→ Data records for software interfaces

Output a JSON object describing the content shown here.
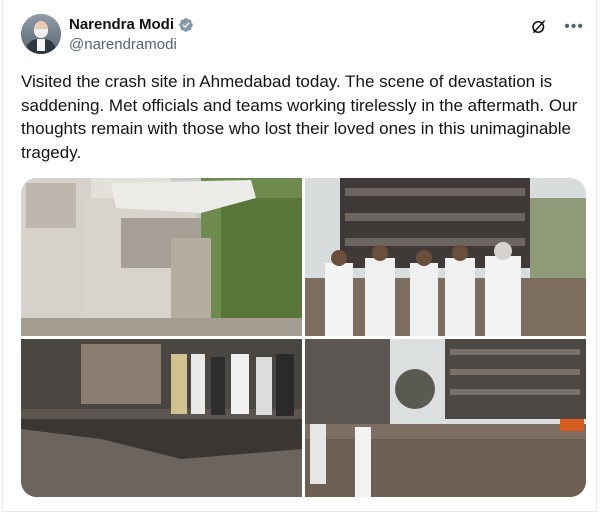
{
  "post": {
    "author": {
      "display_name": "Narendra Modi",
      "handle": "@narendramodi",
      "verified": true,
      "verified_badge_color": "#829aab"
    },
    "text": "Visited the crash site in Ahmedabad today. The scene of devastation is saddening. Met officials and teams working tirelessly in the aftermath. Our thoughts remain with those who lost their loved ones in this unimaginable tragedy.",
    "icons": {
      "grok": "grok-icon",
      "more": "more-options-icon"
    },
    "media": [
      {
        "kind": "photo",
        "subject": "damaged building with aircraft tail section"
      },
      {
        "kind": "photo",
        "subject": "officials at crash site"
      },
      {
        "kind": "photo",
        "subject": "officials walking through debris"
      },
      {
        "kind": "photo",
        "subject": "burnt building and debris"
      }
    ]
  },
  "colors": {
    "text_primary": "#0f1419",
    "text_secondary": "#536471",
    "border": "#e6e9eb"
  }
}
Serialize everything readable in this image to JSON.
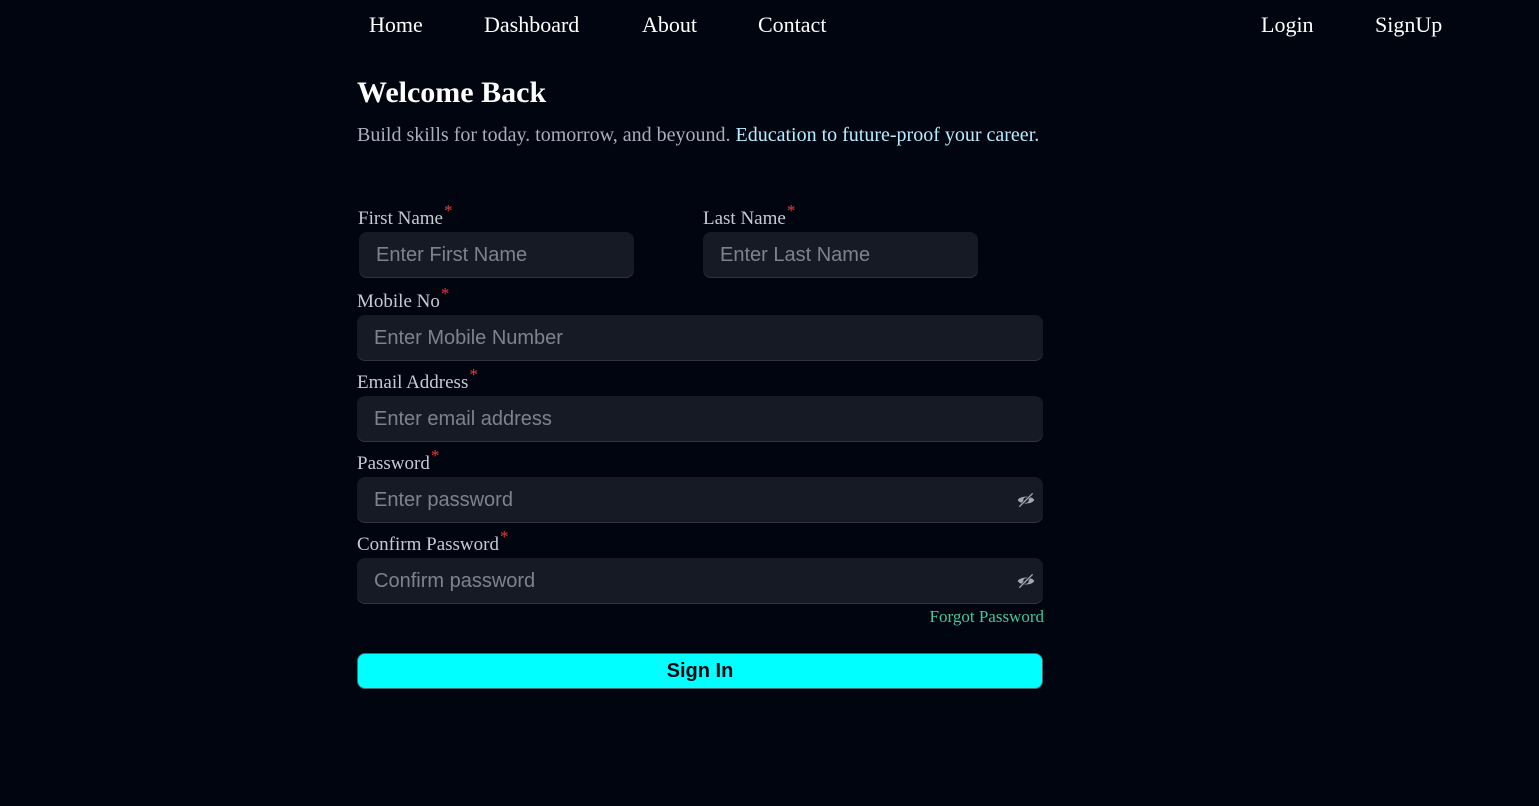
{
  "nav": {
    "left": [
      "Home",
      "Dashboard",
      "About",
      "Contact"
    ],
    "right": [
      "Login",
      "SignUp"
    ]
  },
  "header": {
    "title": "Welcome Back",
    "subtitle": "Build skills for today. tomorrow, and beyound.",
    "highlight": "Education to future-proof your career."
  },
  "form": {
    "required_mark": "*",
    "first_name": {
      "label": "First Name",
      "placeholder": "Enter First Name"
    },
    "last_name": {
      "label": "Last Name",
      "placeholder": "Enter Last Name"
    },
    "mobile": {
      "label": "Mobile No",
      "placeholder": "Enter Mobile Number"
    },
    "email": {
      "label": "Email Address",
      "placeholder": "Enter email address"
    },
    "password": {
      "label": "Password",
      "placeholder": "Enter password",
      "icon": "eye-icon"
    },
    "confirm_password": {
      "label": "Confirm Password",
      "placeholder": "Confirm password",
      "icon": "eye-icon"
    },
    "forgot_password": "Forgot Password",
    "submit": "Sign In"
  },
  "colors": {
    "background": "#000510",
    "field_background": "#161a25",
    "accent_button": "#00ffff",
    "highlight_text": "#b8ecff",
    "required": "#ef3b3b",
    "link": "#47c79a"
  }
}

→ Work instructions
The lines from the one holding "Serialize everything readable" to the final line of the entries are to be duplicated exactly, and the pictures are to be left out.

→ Solution to this task
Serialize everything readable in this image to JSON.
{
  "nav": {
    "left": [
      "Home",
      "Dashboard",
      "About",
      "Contact"
    ],
    "right": [
      "Login",
      "SignUp"
    ]
  },
  "header": {
    "title": "Welcome Back",
    "subtitle": "Build skills for today. tomorrow, and beyound.",
    "highlight": "Education to future-proof your career."
  },
  "form": {
    "required_mark": "*",
    "first_name": {
      "label": "First Name",
      "placeholder": "Enter First Name"
    },
    "last_name": {
      "label": "Last Name",
      "placeholder": "Enter Last Name"
    },
    "mobile": {
      "label": "Mobile No",
      "placeholder": "Enter Mobile Number"
    },
    "email": {
      "label": "Email Address",
      "placeholder": "Enter email address"
    },
    "password": {
      "label": "Password",
      "placeholder": "Enter password",
      "icon": "eye-icon"
    },
    "confirm_password": {
      "label": "Confirm Password",
      "placeholder": "Confirm password",
      "icon": "eye-icon"
    },
    "forgot_password": "Forgot Password",
    "submit": "Sign In"
  },
  "colors": {
    "background": "#000510",
    "field_background": "#161a25",
    "accent_button": "#00ffff",
    "highlight_text": "#b8ecff",
    "required": "#ef3b3b",
    "link": "#47c79a"
  }
}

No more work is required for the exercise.